Entries taken from a collection:
========

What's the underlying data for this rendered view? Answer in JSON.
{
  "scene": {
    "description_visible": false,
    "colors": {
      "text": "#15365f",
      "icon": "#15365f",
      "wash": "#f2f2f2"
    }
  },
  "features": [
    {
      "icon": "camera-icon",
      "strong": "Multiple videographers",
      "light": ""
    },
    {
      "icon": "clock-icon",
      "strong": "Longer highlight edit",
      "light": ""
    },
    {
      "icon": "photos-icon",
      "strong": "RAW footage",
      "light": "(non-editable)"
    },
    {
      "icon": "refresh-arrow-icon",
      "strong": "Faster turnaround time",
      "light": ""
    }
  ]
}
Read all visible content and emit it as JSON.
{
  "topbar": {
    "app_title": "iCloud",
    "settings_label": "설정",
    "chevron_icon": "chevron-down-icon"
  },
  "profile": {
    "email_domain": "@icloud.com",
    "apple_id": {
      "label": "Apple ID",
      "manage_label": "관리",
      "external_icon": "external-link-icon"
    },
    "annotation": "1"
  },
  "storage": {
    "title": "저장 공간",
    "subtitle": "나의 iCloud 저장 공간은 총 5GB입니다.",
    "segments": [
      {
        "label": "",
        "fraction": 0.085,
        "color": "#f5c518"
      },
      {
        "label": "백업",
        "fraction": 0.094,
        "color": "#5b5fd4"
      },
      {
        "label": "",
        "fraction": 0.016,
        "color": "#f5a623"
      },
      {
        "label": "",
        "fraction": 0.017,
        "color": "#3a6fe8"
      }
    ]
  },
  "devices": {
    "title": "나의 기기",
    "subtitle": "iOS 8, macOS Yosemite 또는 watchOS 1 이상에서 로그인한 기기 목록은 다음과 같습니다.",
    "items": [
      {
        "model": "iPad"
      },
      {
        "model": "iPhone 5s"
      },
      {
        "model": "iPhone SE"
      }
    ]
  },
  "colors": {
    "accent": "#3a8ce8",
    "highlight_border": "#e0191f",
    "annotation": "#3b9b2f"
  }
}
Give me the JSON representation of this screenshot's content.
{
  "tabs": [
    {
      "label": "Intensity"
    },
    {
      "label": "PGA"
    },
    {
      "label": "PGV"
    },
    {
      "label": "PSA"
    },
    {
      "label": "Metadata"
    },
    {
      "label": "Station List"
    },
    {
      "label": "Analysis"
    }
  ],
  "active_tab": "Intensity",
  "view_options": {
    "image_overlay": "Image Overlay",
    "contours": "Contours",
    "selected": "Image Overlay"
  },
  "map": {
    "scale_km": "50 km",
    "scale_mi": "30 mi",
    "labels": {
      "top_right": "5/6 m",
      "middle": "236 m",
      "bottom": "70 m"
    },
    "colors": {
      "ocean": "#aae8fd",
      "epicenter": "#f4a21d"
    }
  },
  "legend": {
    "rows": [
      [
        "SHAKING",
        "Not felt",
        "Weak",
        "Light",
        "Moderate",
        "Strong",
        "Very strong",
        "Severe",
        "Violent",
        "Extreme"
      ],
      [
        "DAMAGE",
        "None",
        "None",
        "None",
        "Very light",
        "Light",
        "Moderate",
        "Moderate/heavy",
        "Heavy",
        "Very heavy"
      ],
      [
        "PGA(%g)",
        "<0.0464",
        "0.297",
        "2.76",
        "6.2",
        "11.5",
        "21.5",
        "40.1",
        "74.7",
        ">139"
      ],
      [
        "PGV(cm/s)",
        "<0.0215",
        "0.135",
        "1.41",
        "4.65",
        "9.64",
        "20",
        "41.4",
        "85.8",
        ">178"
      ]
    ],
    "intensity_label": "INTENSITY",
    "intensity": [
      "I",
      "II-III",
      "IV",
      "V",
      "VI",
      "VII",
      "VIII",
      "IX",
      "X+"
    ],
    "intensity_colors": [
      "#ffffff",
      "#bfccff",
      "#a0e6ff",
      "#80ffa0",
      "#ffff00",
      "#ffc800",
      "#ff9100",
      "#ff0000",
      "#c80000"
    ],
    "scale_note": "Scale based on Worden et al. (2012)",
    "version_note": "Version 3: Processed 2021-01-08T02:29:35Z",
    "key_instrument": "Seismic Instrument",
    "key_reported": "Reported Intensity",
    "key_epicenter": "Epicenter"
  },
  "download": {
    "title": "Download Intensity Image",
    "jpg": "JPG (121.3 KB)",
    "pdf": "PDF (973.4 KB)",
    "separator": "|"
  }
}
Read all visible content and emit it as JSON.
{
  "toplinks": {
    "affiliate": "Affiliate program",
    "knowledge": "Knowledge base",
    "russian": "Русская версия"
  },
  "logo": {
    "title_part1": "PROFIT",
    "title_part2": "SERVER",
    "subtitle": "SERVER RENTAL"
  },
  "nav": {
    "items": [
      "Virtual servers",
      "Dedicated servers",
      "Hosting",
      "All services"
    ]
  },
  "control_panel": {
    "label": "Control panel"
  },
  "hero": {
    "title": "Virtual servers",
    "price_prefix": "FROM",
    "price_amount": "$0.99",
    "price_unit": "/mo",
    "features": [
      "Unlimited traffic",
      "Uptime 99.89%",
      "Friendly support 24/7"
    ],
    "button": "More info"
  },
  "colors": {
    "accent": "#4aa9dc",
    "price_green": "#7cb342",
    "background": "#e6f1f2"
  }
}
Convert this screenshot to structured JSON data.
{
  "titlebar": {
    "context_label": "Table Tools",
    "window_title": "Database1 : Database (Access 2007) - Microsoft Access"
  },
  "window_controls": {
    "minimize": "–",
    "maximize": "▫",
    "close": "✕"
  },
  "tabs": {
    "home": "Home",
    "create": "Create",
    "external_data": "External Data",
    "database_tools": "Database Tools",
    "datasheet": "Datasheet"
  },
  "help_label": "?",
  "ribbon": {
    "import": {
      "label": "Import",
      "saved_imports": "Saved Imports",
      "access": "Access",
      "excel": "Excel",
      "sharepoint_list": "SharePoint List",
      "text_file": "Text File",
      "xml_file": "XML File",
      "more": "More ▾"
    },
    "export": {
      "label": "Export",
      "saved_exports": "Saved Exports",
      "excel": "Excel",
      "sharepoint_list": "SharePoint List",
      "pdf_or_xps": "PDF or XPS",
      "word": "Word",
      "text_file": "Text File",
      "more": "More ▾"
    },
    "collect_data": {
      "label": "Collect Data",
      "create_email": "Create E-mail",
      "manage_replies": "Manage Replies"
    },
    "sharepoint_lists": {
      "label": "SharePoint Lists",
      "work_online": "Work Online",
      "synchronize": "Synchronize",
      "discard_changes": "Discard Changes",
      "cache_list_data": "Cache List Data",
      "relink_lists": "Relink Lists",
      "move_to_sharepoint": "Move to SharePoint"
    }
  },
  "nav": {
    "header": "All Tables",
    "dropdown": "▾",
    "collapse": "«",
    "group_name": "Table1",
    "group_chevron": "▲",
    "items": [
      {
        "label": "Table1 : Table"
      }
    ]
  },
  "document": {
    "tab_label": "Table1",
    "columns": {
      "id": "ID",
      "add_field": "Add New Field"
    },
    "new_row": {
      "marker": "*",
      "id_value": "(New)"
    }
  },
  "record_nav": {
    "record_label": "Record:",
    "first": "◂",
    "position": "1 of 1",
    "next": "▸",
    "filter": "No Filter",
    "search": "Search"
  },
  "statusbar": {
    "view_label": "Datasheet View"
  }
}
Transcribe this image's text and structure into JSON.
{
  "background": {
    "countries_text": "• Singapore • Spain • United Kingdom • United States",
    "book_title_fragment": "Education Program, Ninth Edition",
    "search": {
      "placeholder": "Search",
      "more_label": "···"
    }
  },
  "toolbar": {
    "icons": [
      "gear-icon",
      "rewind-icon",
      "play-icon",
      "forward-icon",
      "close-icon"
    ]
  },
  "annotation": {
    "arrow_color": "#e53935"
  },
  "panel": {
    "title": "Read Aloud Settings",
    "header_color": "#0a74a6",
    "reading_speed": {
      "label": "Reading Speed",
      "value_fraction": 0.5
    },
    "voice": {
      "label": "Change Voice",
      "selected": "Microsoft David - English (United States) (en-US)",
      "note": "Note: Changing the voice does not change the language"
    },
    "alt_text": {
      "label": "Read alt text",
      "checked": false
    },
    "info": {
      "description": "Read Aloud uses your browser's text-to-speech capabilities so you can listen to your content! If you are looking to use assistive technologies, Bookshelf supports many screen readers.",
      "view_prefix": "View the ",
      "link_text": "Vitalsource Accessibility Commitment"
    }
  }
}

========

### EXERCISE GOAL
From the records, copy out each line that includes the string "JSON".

### RESULT OF THE EXERCISE
What's the underlying data for this rendered view? Answer in JSON.
Read all visible content and emit it as JSON.
Give me the JSON representation of this screenshot's content.
Read all visible content and emit it as JSON.
Convert this screenshot to structured JSON data.
Transcribe this image's text and structure into JSON.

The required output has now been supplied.